Review: Aktivna Propaganda

Aktivna Propaganda Podobe Iz Teme

I must admit, I have never heard a band from Slovenia so far as I know. If Aktivna Propaganda’s Podobe Iz Teme is anything to go by, this is something that I need to remedy. Back during the Cold War, a time that must seem like the stone age to many of you, punk in Eastern Europe was the sort of thing that one only read about in the pages of MRR. Of course, our European brethren were more proximate to the whole thing, and it must have had a bit more reality, but for most of us living in the US the only thing we knew about it was what could be gleaned from the occasional Yugoslavia scene report. The idea that there were kids like us living behind the iron curtain was just bizarre, I think mostly because a lot of us had imbibed the media view of things in which life in Eastern Europe was like Orwell’s 1984.

Putting aside for another time the question of how far wide of the mark those ideas were, I must say that I’ve really been lax in the attention that I’ve paid to this part of the world. Partly this has to do with the issue of language. My interest tends to focus on Western Europe because I have most of the languages spoken there. I’m always a little afraid that I won’t really be able to tell what’s really up with a band. This is not a problem with Aktivna Propaganda because, although they sing in Slovenian, they wear their politics right on their collective sleeve. They are unapologetically anarchist, anti-fascist, and committed to the d.i.y. ethic that is very much the best part of punk.

All of this wouldn’t necessarily mean that much if their music was lacking, but I am pleased to report that it is not. Podobe Iz Teme (which apparently means “Images from the dark”) is loaded with high quality, up tempo punk rock. The musicianship is excellent, especially in the case of the drummer, which is so often the failing of faster bands. Their music thrashes along quite pleasantly, slowing occasionally for spirited sing along sections. They have a really excellent sense of melody, although not so much of the dark variety that is so often adverted to on this blog. From first to last, this is an extremely catchy record, and I bet one that is very satisfying to sing along with, if one knew the language. Well, I’m fine with that. Too many bands sing in English. It simply abets the tendency of most English speakers not to learn other languages. But that’s another matter.

They’ve been around since 1999 or so and I’ve been none the wiser. I stumbled on this band purely by serendipity. They’ve got it up on Bandcamp on a name-your-own price listing, yet another indication that these guys have the right attitude. Now, if I can just find a Slovenian dictionary…

Magadh

7 Responses to “Review: Aktivna Propaganda”

  1. pamflet Says:

    man you’ve gotta listen to their older records also, i recommend the split with “sodn dan” (=”judgement day”).

  2. lostforlife Says:

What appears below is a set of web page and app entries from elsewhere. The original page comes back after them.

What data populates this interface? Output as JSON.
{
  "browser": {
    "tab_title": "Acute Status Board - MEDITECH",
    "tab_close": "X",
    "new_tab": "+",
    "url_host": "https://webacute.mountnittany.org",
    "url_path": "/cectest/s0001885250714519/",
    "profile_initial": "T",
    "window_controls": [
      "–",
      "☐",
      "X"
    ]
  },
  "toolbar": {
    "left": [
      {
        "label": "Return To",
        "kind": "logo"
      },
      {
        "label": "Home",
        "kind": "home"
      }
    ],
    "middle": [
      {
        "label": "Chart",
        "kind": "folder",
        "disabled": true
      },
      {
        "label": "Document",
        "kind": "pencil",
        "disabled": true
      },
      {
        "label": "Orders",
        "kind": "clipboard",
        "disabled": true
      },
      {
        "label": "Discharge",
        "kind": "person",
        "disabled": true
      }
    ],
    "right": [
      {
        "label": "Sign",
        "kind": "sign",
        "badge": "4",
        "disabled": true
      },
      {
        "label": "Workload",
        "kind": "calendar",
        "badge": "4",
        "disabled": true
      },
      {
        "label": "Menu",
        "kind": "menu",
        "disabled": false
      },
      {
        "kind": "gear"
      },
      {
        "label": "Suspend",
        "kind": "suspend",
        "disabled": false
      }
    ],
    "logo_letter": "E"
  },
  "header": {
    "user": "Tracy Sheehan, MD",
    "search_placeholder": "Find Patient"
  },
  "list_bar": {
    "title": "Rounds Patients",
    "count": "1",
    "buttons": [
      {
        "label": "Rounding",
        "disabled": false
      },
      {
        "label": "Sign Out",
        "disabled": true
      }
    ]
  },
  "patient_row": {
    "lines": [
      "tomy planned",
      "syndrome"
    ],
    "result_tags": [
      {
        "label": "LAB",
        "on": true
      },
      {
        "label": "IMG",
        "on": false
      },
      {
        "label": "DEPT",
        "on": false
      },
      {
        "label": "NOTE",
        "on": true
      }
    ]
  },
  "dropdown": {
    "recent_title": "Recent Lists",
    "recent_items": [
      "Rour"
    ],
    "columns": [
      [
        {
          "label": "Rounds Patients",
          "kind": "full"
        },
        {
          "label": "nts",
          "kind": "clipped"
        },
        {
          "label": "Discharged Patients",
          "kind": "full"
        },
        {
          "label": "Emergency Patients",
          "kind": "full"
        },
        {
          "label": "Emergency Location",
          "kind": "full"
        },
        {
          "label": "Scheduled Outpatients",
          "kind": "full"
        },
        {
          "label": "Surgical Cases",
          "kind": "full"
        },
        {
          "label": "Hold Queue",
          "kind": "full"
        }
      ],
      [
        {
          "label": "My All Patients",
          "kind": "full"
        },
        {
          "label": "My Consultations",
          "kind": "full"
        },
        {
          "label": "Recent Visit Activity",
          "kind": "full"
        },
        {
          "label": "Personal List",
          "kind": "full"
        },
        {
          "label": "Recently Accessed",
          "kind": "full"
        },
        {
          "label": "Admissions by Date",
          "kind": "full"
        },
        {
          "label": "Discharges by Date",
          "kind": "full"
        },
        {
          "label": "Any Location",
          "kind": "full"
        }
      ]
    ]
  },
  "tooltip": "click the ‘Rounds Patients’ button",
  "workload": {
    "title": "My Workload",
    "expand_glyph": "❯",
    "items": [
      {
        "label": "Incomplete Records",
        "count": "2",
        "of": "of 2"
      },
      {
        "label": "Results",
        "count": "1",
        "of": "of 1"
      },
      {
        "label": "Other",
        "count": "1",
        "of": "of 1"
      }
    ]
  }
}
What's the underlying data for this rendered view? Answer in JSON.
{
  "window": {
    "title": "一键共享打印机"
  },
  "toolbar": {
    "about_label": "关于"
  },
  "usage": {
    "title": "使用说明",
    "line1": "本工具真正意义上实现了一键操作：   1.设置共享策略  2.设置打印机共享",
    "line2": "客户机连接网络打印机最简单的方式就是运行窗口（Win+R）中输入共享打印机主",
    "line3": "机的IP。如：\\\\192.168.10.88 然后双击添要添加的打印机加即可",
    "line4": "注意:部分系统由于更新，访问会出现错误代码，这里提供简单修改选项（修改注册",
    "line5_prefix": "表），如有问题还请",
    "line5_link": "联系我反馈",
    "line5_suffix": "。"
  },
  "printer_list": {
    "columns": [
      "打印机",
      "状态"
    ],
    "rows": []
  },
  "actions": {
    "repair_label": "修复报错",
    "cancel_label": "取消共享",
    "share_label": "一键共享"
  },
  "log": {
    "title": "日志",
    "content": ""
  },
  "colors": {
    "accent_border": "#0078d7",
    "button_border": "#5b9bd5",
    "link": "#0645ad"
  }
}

    google translator? and slovenia was never affected by cold war nor it was in any similar position as russia or czech republic… it was quite ok than, in some ways even better than today. no iron curtain:) glad you like the bend.

    • My experience with Google translator has been kind of mixed. The tests I’ve done using languages I do know (German, French, Spanish) often render results that don’t make any sense.

      As far as Slovenia not being effected by the Cold War, I assume that you mean that conditions were different in Yugoslavia than than they were in the Soviet Bloc, since every country on earth was affected in some way by the Cold War. But in any case, your point is well taken. I’ve actually learned a lot more about what things were like, and my point really was how ignorant people in the US were about Eastern Europe in those days.

      Anyway, thanks for reading the review and thanks for posting. 😉

  3. I know it wasn’t. I never said that it was. In fact, I asserted the exact opposite point when I wrote, “As far as Slovenia not being effected by the Cold War, I assume that you mean that conditions were different in Yugoslavia than than they were in the Soviet Bloc…” The phrase, “conditions were different in Yugoslavia than they were in the Soviet Bloc” clearly indicates that I understood them to be two separate things.

  4. Dude you’re getting pounded for that iron curtain fail:) it’s hard to know stuff from far away.. cool review though! This band is amazing but you should see them live! they trully are a live band. So powerfull!

Leave a Reply

Fill in your details below or click an icon to log in:

WordPress.com Logo

You are commenting using your WordPress.com account. Log Out / Change )

Twitter picture

You are commenting using your Twitter account. Log Out / Change )

Facebook photo

You are commenting using your Facebook account. Log Out / Change )

Google+ photo

You are commenting using your Google+ account. Log Out / Change )

Connecting to %s

%d bloggers like this: